What makes ragu taste better? ›

Pungent fresh herbs like thyme, rosemary, sage, tarragon, and marjoram can liven up tomato sauce with their bold, distinctive flavors. Add 1 to 2 sprigs of one or more of them to your favorite sauce, cover, and simmer at least 5 minutes to allow them to infuse in the sauce. Remove the sprigs before serving.

What is the difference between ragu and goulash? ›

Often goulash is also regarded as equal with ragout. In a ragout, the pieces of meat are usually not seared before but braised immediately in broth or other liquid. Put simply, ragout = goulash without searing.

What is the difference between a ragu and a Bolognese? ›

Even though both are considered meat sauces and are thusly chunky, ragù is more like a thick tomato sauce with recognizable bits of ground beef within it. Bolognese, though, is creamier and thicker because it is made with milk. It is not considered to be a tomato sauce.

Should you mix ragu with pasta? ›

The proper (read: pedantic, old fashioned) way to serve ragu alla bolognese is with tagliatelle. And, yes, traditionally, the pasta and sauce should come well-intermixed, ready to eat.

How to make ragu pasta better? ›

Mix in Some Meat

Mixing meat into your jarred pasta sauce will do wonders for making it taste high-quality.
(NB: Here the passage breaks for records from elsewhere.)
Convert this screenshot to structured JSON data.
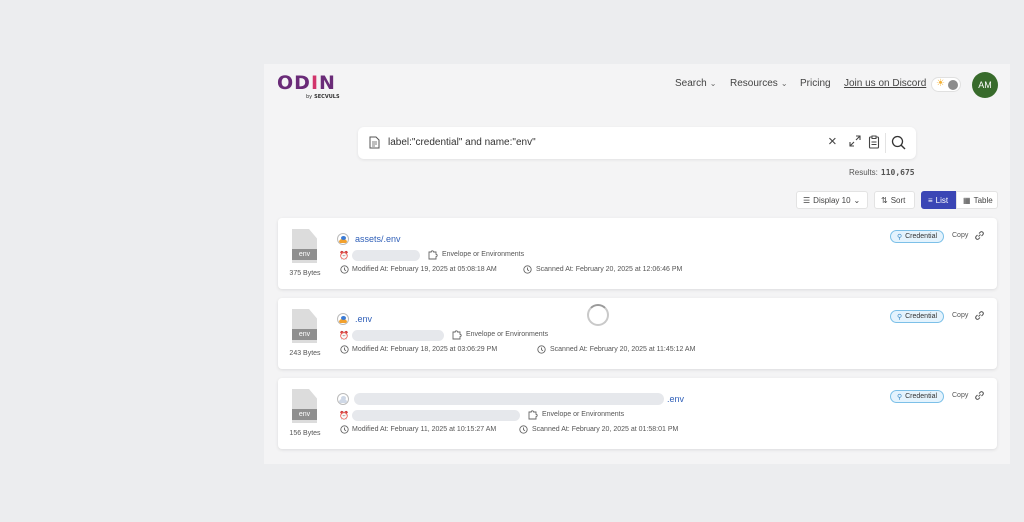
{
  "header": {
    "logo_text_a": "OD",
    "logo_text_b": "I",
    "logo_text_c": "N",
    "logo_by": "by",
    "logo_company": "SECVULS",
    "nav": {
      "search": "Search",
      "resources": "Resources",
      "pricing": "Pricing",
      "discord": "Join us on Discord"
    },
    "avatar_initials": "AM"
  },
  "search": {
    "query": "label:\"credential\" and name:\"env\"",
    "results_label": "Results:",
    "results_count": "110,675"
  },
  "toolbar": {
    "display": "Display 10",
    "sort": "Sort",
    "list": "List",
    "table": "Table"
  },
  "results": [
    {
      "file_ext": "env",
      "size": "375 Bytes",
      "name": "assets/.env",
      "category": "Envelope or Environments",
      "modified": "Modified At: February 19, 2025 at 05:08:18 AM",
      "scanned": "Scanned At: February 20, 2025 at 12:06:46 PM",
      "badge": "Credential",
      "copy": "Copy"
    },
    {
      "file_ext": "env",
      "size": "243 Bytes",
      "name": ".env",
      "category": "Envelope or Environments",
      "modified": "Modified At: February 18, 2025 at 03:06:29 PM",
      "scanned": "Scanned At: February 20, 2025 at 11:45:12 AM",
      "badge": "Credential",
      "copy": "Copy"
    },
    {
      "file_ext": "env",
      "size": "156 Bytes",
      "name": ".env",
      "category": "Envelope or Environments",
      "modified": "Modified At: February 11, 2025 at 10:15:27 AM",
      "scanned": "Scanned At: February 20, 2025 at 01:58:01 PM",
      "badge": "Credential",
      "copy": "Copy"
    }
  ],
  "colors": {
    "accent": "#3b46b5",
    "avatar": "#386b2c",
    "link": "#2f5fb8",
    "badge_bg": "#e4f3fd"
  },
  "icons": [
    "document-icon",
    "close-icon",
    "expand-icon",
    "clipboard-icon",
    "search-icon",
    "sun-icon",
    "chevron-down-icon",
    "sort-icon",
    "list-icon",
    "table-icon",
    "file-icon",
    "alarm-icon",
    "puzzle-icon",
    "clock-icon",
    "key-icon",
    "link-icon",
    "loading-spinner"
  ]
}
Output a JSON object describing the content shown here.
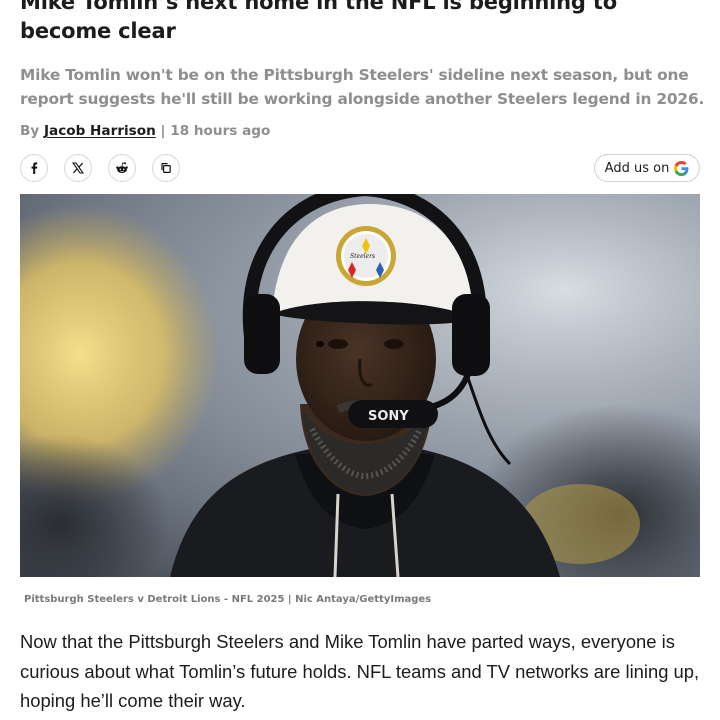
{
  "article": {
    "headline": "Mike Tomlin’s next home in the NFL is beginning to become clear",
    "subheadline": "Mike Tomlin won't be on the Pittsburgh Steelers' sideline next season, but one report suggests he'll still be working alongside another Steelers legend in 2026.",
    "byline": {
      "prefix": "By",
      "author": "Jacob Harrison",
      "separator": "|",
      "timestamp": "18 hours ago"
    },
    "share_buttons": [
      {
        "icon": "facebook-icon"
      },
      {
        "icon": "x-icon"
      },
      {
        "icon": "reddit-icon"
      },
      {
        "icon": "copy-link-icon"
      }
    ],
    "add_us": {
      "label": "Add us on",
      "logo_icon": "google-icon"
    },
    "image": {
      "cap_text": "Steelers",
      "headset_text": "SONY",
      "caption": "Pittsburgh Steelers v Detroit Lions - NFL 2025 | Nic Antaya/GettyImages"
    },
    "body": "Now that the Pittsburgh Steelers and Mike Tomlin have parted ways, everyone is curious about what Tomlin’s future holds. NFL teams and TV networks are lining up, hoping he’ll come their way."
  }
}
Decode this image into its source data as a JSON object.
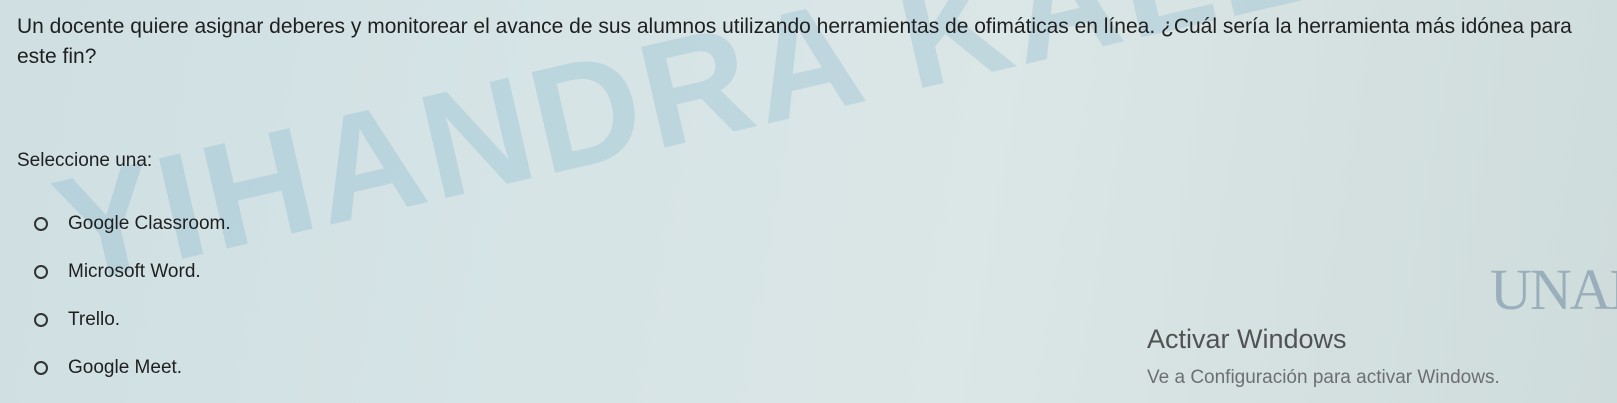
{
  "question": {
    "text": "Un docente quiere asignar deberes y monitorear el avance de sus alumnos utilizando herramientas de ofimáticas en línea. ¿Cuál sería la herramienta más idónea para este fin?"
  },
  "prompt": {
    "label": "Seleccione una:"
  },
  "options": [
    {
      "label": "Google Classroom."
    },
    {
      "label": "Microsoft Word."
    },
    {
      "label": "Trello."
    },
    {
      "label": "Google Meet."
    }
  ],
  "watermark": {
    "text": "YIHANDRA KALENA IBARRA LOCARNO"
  },
  "logo": {
    "text": "UNAD"
  },
  "windows_activation": {
    "title": "Activar Windows",
    "subtitle": "Ve a Configuración para activar Windows."
  }
}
Browning and adding some sausage, turkey, chicken or ground beef will increase your sauce's flavor, incorporate extra texture, infuse a heartier taste and up the protein content.
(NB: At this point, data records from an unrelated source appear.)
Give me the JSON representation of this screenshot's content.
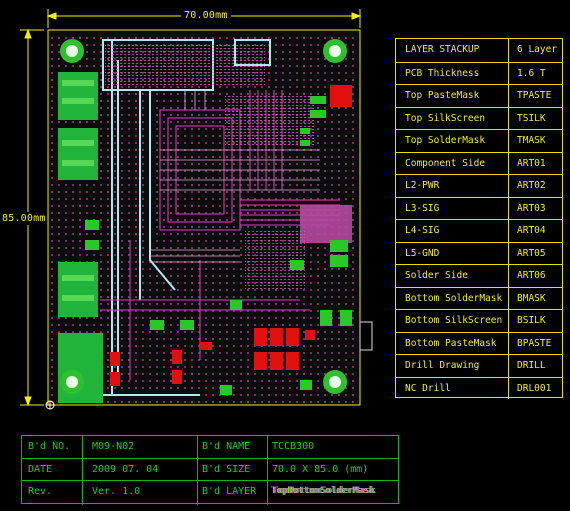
{
  "dimensions": {
    "width_label": "70.00mm",
    "height_label": "85.00mm"
  },
  "stackup": {
    "rows": [
      {
        "name": "LAYER STACKUP",
        "value": "6 Layer"
      },
      {
        "name": "PCB Thickness",
        "value": "1.6 T"
      },
      {
        "name": "Top PasteMask",
        "value": "TPASTE"
      },
      {
        "name": "Top SilkScreen",
        "value": "TSILK"
      },
      {
        "name": "Top SolderMask",
        "value": "TMASK"
      },
      {
        "name": "Component Side",
        "value": "ART01"
      },
      {
        "name": "L2-PWR",
        "value": "ART02"
      },
      {
        "name": "L3-SIG",
        "value": "ART03"
      },
      {
        "name": "L4-SIG",
        "value": "ART04"
      },
      {
        "name": "L5-GND",
        "value": "ART05"
      },
      {
        "name": "Solder Side",
        "value": "ART06"
      },
      {
        "name": "Bottom SolderMask",
        "value": "BMASK"
      },
      {
        "name": "Bottom SilkScreen",
        "value": "BSILK"
      },
      {
        "name": "Bottom PasteMask",
        "value": "BPASTE"
      },
      {
        "name": "Drill Drawing",
        "value": "DRILL"
      },
      {
        "name": "NC Drill",
        "value": "DRL001"
      }
    ]
  },
  "title_block": {
    "bd_no_label": "B'd NO.",
    "bd_no_value": "M09-N02",
    "bd_name_label": "B'd NAME",
    "bd_name_value": "TCCB300",
    "date_label": "DATE",
    "date_value": "2009 07. 04",
    "bd_size_label": "B'd SIZE",
    "bd_size_value": "70.0 X 85.0 (mm)",
    "rev_label": "Rev.",
    "rev_value": "Ver. 1.0",
    "bd_layer_label": "B'd LAYER",
    "bd_layer_value": "TopBottomSolderMask"
  },
  "colors": {
    "yellow": "#f5f000",
    "green": "#1bd11b",
    "magenta": "#e040c0",
    "pink": "#f6a0e8",
    "red": "#e01010",
    "cyan": "#a8e8f0",
    "board_bg": "#101010"
  }
}
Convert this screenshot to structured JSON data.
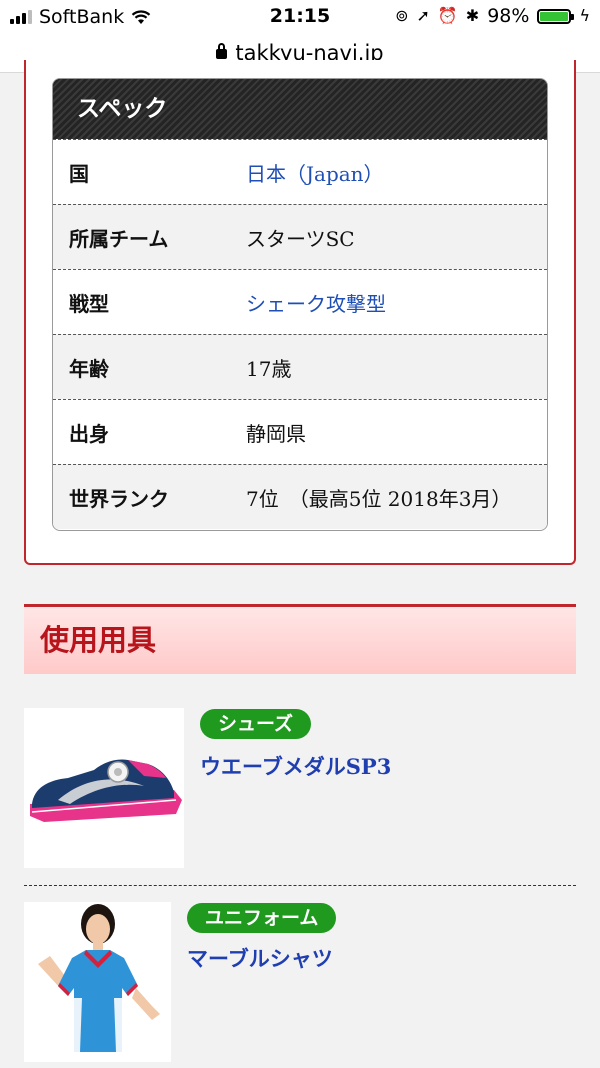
{
  "status_bar": {
    "carrier": "SoftBank",
    "time": "21:15",
    "battery": "98%",
    "battery_level": 0.98,
    "battery_color": "#35c235"
  },
  "url_bar": {
    "url": "takkyu-navi.jp"
  },
  "spec": {
    "title": "スペック",
    "rows": [
      {
        "label": "国",
        "value": "日本（Japan）"
      },
      {
        "label": "所属チーム",
        "value": "スターツSC"
      },
      {
        "label": "戦型",
        "value": "シェーク攻撃型"
      },
      {
        "label": "年齢",
        "value": "17歳"
      },
      {
        "label": "出身",
        "value": "静岡県"
      },
      {
        "label": "世界ランク",
        "value": "7位　（最高5位 2018年3月）"
      }
    ]
  },
  "equipment": {
    "heading": "使用用具",
    "items": [
      {
        "category": "シューズ",
        "name": "ウエーブメダルSP3"
      },
      {
        "category": "ユニフォーム",
        "name": "マーブルシャツ"
      }
    ]
  },
  "colors": {
    "accent_red": "#c0272d",
    "link_blue": "#1f4fb5",
    "tag_green": "#1f9a1f"
  }
}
What to add to Ragu spaghetti sauce to make it taste better? ›

Flavor It

Even better, season it! Taste the sauce once it's warm and add some seasoning. Maybe it needs a touch of salt, red pepper flakes, or some fresh garlic to liven it up. You could add dried or fresh herbs too: oregano, basil, thyme, tarragon, parsley—they're all great!
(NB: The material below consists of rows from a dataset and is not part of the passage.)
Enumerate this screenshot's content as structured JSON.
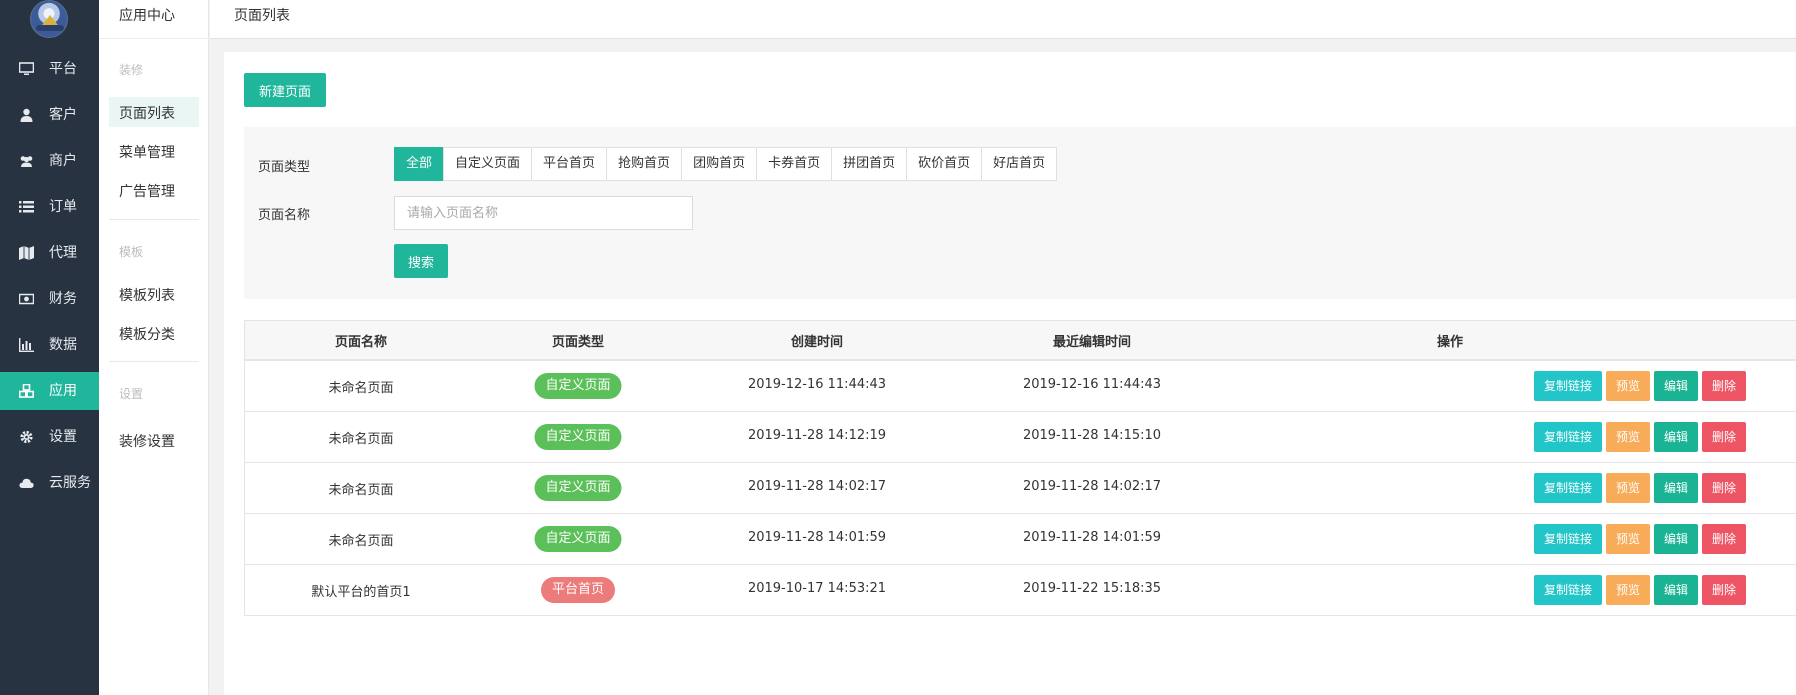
{
  "sidebar": {
    "items": [
      {
        "label": "平台",
        "icon": "monitor-icon"
      },
      {
        "label": "客户",
        "icon": "user-icon"
      },
      {
        "label": "商户",
        "icon": "users-icon"
      },
      {
        "label": "订单",
        "icon": "list-icon"
      },
      {
        "label": "代理",
        "icon": "map-icon"
      },
      {
        "label": "财务",
        "icon": "money-icon"
      },
      {
        "label": "数据",
        "icon": "bar-chart-icon"
      },
      {
        "label": "应用",
        "icon": "cubes-icon",
        "active": true
      },
      {
        "label": "设置",
        "icon": "gear-icon"
      },
      {
        "label": "云服务",
        "icon": "cloud-icon"
      }
    ]
  },
  "subnav": {
    "title": "应用中心",
    "groups": [
      {
        "title": "装修",
        "items": [
          "页面列表",
          "菜单管理",
          "广告管理"
        ]
      },
      {
        "title": "模板",
        "items": [
          "模板列表",
          "模板分类"
        ]
      },
      {
        "title": "设置",
        "items": [
          "装修设置"
        ]
      }
    ]
  },
  "breadcrumb": "页面列表",
  "toolbar": {
    "new_label": "新建页面"
  },
  "filters": {
    "type_label": "页面类型",
    "types": [
      "全部",
      "自定义页面",
      "平台首页",
      "抢购首页",
      "团购首页",
      "卡券首页",
      "拼团首页",
      "砍价首页",
      "好店首页"
    ],
    "active_type": "全部",
    "name_label": "页面名称",
    "name_placeholder": "请输入页面名称",
    "name_value": "",
    "search_label": "搜索"
  },
  "table": {
    "headers": [
      "页面名称",
      "页面类型",
      "创建时间",
      "最近编辑时间",
      "操作"
    ],
    "rows": [
      {
        "name": "未命名页面",
        "type": "自定义页面",
        "type_color": "#5cc05a",
        "created": "2019-12-16 11:44:43",
        "edited": "2019-12-16 11:44:43"
      },
      {
        "name": "未命名页面",
        "type": "自定义页面",
        "type_color": "#5cc05a",
        "created": "2019-11-28 14:12:19",
        "edited": "2019-11-28 14:15:10"
      },
      {
        "name": "未命名页面",
        "type": "自定义页面",
        "type_color": "#5cc05a",
        "created": "2019-11-28 14:02:17",
        "edited": "2019-11-28 14:02:17"
      },
      {
        "name": "未命名页面",
        "type": "自定义页面",
        "type_color": "#5cc05a",
        "created": "2019-11-28 14:01:59",
        "edited": "2019-11-28 14:01:59"
      },
      {
        "name": "默认平台的首页1",
        "type": "平台首页",
        "type_color": "#ec7b7b",
        "created": "2019-10-17 14:53:21",
        "edited": "2019-11-22 15:18:35"
      }
    ],
    "actions": {
      "copy": "复制链接",
      "preview": "预览",
      "edit": "编辑",
      "delete": "删除"
    }
  },
  "colors": {
    "sidebar_bg": "#273341",
    "accent": "#1fb69c",
    "copy": "#23c6c8",
    "preview": "#f8ac59",
    "edit": "#1ab394",
    "delete": "#ed5565"
  }
}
Why is my slow cooked beef not tender? ›

Beef may be tough in the slow cooker if you haven't added enough liquid, or haven't cooked it for long enough,” Kristen Carli, M.S., R.D., owner of Camelback Nutrition & Wellness, tells SELF. “For cuts of meat, the fattier cuts are often the ones that get juicy and tender.

How do you make beef so soft and tender? ›

There are a few methods, but this is the easiest way: Sprinkle 3/4 tsp baking soda (bi-carbonate soda) on 250g / 8oz sliced economical beef cuts. Toss with fingers, leave for 30 minutes. Rinse, pat off excess water.

How do you make tough beef tender again? ›

7 Ways to Tenderize Steak
  1. Pounding. Using a meat mallet (or kitchen mallet) to pound steaks helps soften and tenderize the meat. ...
  2. Salting. Most cuts of steak benefit from being salted up to an hour in advance of cooking, but especially tougher cuts. ...
  3. Marinating. ...
  4. Velveting. ...
  5. Slow Cooking. ...
  6. Enzymatic Application. ...
  7. Scoring.
Oct 18, 2022

Does beef get softer the longer you boil it? ›

Your meat will be juicier and more tender

The longer cooking time and the low heat complement each other perfectly. As a result, even though the meat is cooked for far longer, it doesn't dry out because the temperature is low. As a result, this is the best way to retain all the natural juices of the meat.

Top Articles
Latest Posts
Article information

Author: Mrs. Angelic Larkin

Last Updated:

Views: 6236

Rating: 4.7 / 5 (47 voted)

Reviews: 94% of readers found this page helpful

Author information

Name: Mrs. Angelic Larkin

Birthday: 1992-06-28

Address: Apt. 413 8275 Mueller Overpass, South Magnolia, IA 99527-6023

Phone: +6824704719725

Job: District Real-Estate Facilitator

Hobby: Letterboxing, Vacation, Poi, Homebrewing, Mountain biking, Slacklining, Cabaret

Introduction: My name is Mrs. Angelic Larkin, I am a cute, charming, funny, determined, inexpensive, joyous, cheerful person who loves writing and wants to share my knowledge and understanding with you.